Overview: Comedian Roseanne Barr campaigns to win the 2012 United States Presidential election. IFC Films; 2015; Not Rated; 96 minutes.
What’s Right?: It’s hardly a spoiler to point out that Roseanne Barr did not win the win the office of the U.S. President in 2012. And it’s no surprise. Not just because we are currently closing down on the second term of that election’s actual victor (President Barack Obama, of course), but also because, as Roseanne for President! documents, the comedian and TV star’s campaign was never really built for victory. Barr’s approach to being elected was haphazard at its best and somewhat pitiful at its worst.
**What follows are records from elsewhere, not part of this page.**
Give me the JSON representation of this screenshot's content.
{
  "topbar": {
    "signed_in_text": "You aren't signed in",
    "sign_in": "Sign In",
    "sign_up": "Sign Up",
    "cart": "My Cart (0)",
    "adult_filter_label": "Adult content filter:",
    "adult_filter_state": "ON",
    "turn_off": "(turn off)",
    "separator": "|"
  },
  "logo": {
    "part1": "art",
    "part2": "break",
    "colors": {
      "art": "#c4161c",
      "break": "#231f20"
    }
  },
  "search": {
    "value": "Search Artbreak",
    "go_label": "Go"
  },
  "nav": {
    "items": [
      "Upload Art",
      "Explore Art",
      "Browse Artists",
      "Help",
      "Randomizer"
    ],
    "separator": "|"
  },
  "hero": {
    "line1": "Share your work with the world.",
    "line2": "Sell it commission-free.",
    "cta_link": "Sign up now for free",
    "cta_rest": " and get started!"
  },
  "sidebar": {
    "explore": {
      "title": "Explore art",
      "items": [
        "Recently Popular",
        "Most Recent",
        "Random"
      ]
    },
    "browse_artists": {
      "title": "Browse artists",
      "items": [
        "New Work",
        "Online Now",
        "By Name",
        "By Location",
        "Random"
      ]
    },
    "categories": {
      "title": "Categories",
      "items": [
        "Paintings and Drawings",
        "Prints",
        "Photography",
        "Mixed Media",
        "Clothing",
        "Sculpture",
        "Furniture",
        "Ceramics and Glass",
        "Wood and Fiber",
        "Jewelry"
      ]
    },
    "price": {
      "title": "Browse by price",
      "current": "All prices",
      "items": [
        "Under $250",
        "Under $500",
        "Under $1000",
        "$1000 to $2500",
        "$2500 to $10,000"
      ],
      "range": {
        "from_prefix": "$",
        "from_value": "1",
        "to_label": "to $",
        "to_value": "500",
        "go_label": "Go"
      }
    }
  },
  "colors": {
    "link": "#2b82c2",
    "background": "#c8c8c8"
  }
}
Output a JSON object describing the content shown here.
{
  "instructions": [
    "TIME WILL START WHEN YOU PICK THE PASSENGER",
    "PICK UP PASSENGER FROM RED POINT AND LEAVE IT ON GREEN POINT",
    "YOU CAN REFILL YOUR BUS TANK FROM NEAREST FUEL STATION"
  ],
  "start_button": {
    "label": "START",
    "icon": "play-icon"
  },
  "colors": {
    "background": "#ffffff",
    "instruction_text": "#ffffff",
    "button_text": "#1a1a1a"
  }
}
Director Eric Weinrib’s film, while an enlightening personal portrait, observes a half-baked political philosophy driven much more by general frustration and angry empathy than information.
Beyond being a proponent of legalizing marijuana and an opponent of war, Barr’s platform in Roseanne for President! (most typically delivered by Skype calls into major events because the actress hates dealing with and touching people) was mostly just crass generalities and generic platitudes laced with vulgarities. While this sort of common frustration can not be discounted from influencing policy, it is not anything substantial enough to inform and build policy. When Barr hits an obstacle or opponent, she does so with a predictable lack of grace, exhibiting a lack of statesmanship potential. Anyone watching the documentary for an easy, informative, or agreeable editorial on the state of current political affairs will be frustrated by Weinrib’s film, as Barr’s viewpoints end up being anything but.
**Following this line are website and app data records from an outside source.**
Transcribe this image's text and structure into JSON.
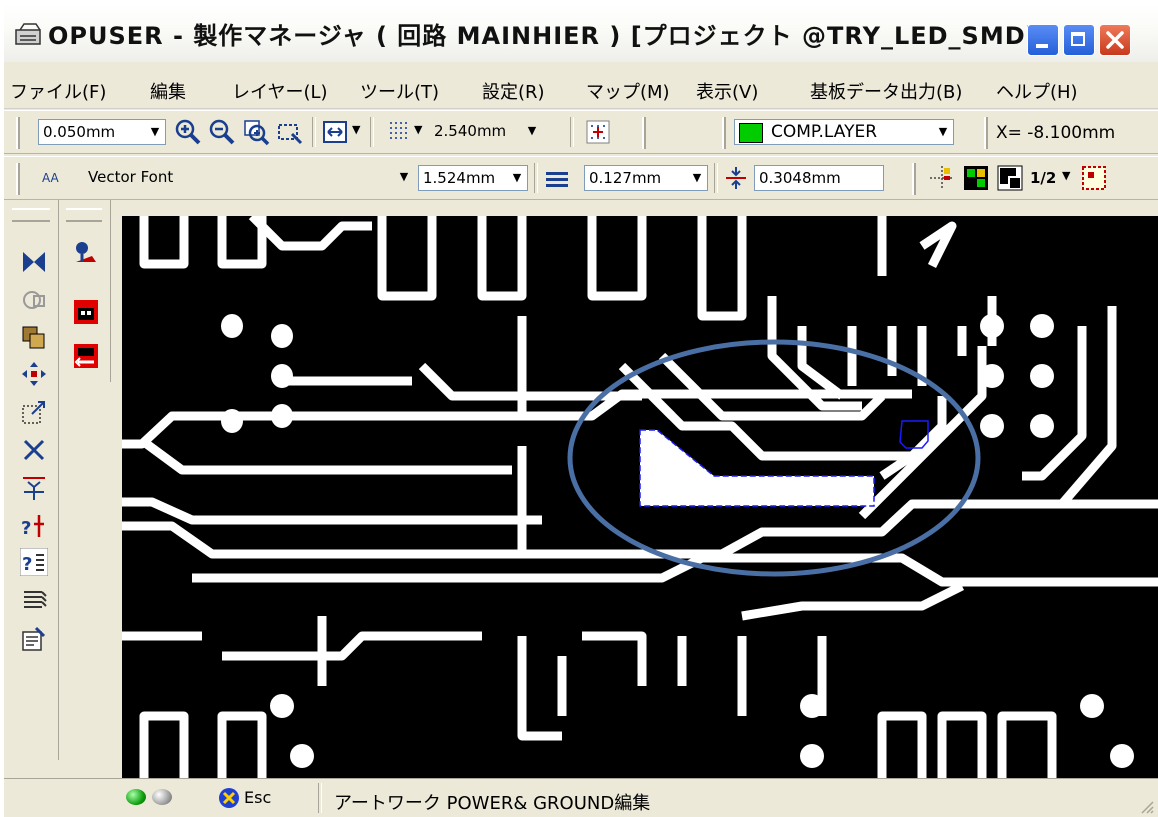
{
  "window": {
    "title": "OPUSER - 製作マネージャ ( 回路 MAINHIER ) [プロジェクト @TRY_LED_SMD]"
  },
  "menu": [
    "ファイル(F)",
    "編集",
    "レイヤー(L)",
    "ツール(T)",
    "設定(R)",
    "マップ(M)",
    "表示(V)",
    "基板データ出力(B)",
    "ヘルプ(H)"
  ],
  "toolbar1": {
    "grid_step": "0.050mm",
    "grid_pitch": "2.540mm",
    "layer": "COMP.LAYER",
    "layer_color": "#00cc00",
    "coord_x": "X= -8.100mm"
  },
  "toolbar2": {
    "font_prefix": "AA",
    "font": "Vector Font",
    "text_size": "1.524mm",
    "line_width": "0.127mm",
    "clearance": "0.3048mm",
    "ratio": "1/2"
  },
  "status": {
    "esc_label": "Esc",
    "mode_text": "アートワーク POWER& GROUND編集"
  },
  "colors": {
    "canvas_bg": "#000000",
    "trace": "#ffffff",
    "selection": "#1a1aff",
    "annotation_ellipse": "#4a6fa5"
  },
  "icons": {
    "title": "pcb-app-icon",
    "left_tools": [
      "select-icon",
      "rotate-icon",
      "copy-icon",
      "move-icon",
      "resize-icon",
      "delete-icon",
      "align-icon",
      "probe-icon",
      "query-icon",
      "pattern-icon",
      "properties-icon"
    ]
  }
}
What’s Left?: But Weinrib’s smartest and most useful move as a filmmaker in Roseanne for President! lies in his placement and construction of Roseanne’s biographical details. Weinrib knows exactly where to insert each flashback chapter– her early work as a pioneer female standup, her contributions to class discourse in her self-titled sitcom about a blue-collar family, her push to televise a lesbian kiss in spite of conservative studio backlash, and her infamous performance of the Star Spangled Banner at a Padres game in 1990, in which Roseanne ended a shrill, shrieking rendition by grabbing her crotch and spitting on the ground.
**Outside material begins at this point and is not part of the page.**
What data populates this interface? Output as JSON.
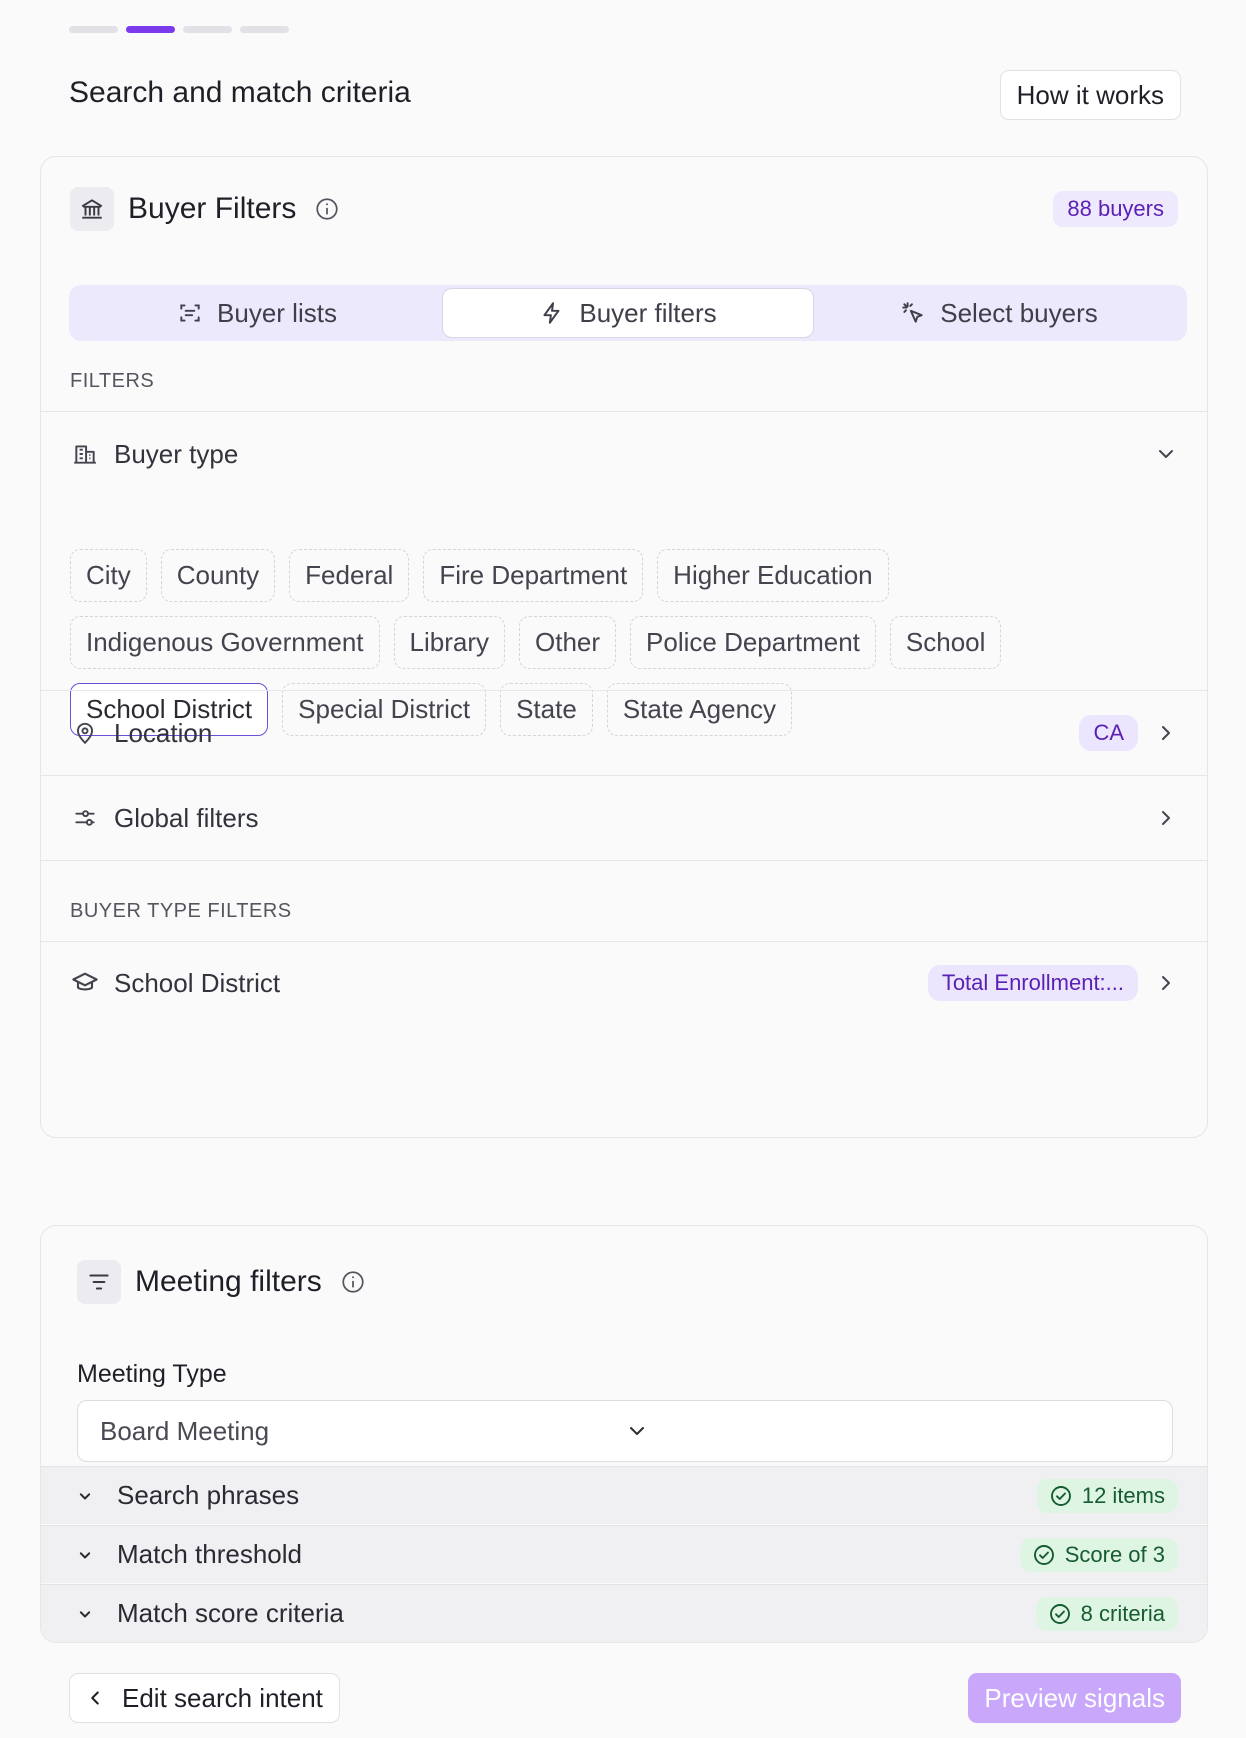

These events are not presented chronologically in Roseanne for President!, but rather functionally, so that after her election loss, when she claims herself to be more qualified to run the country than all of the other candidates (namely, Obama, Mitt Romney, Gary Johnson, and Barr’s former Green Party opponent Jill Stein) because of her history of progressive influence and rebellion against establishment, we can recognize that such a claim is absolutely absurd but not entirely wrong. Barr stands for and has always stood for marginalized segments of the population, those folks who must hope to be best represented rather than fully represented. For these folks, a political system of two dominant parties is often exclusionary. But candidates who might be most in tune and concerned with the issues of the marginalized are largely unequipped to govern within the exclusionary system, at least at an executive level, and frequently disruptive to the chances of the major party candidate who will keep marginalized interests in the periphery.
Overall: Given the timing of the release – with everything happening with Bernie Sanders, Hillary Clinton, and the seemingly corrupt influence of the DNC on the campaign of the former in favor of the latter – Roseanne for President! is a documentary likely to enhance existing political frustrations through its biographical portraiture.
Featured Image: IFC Films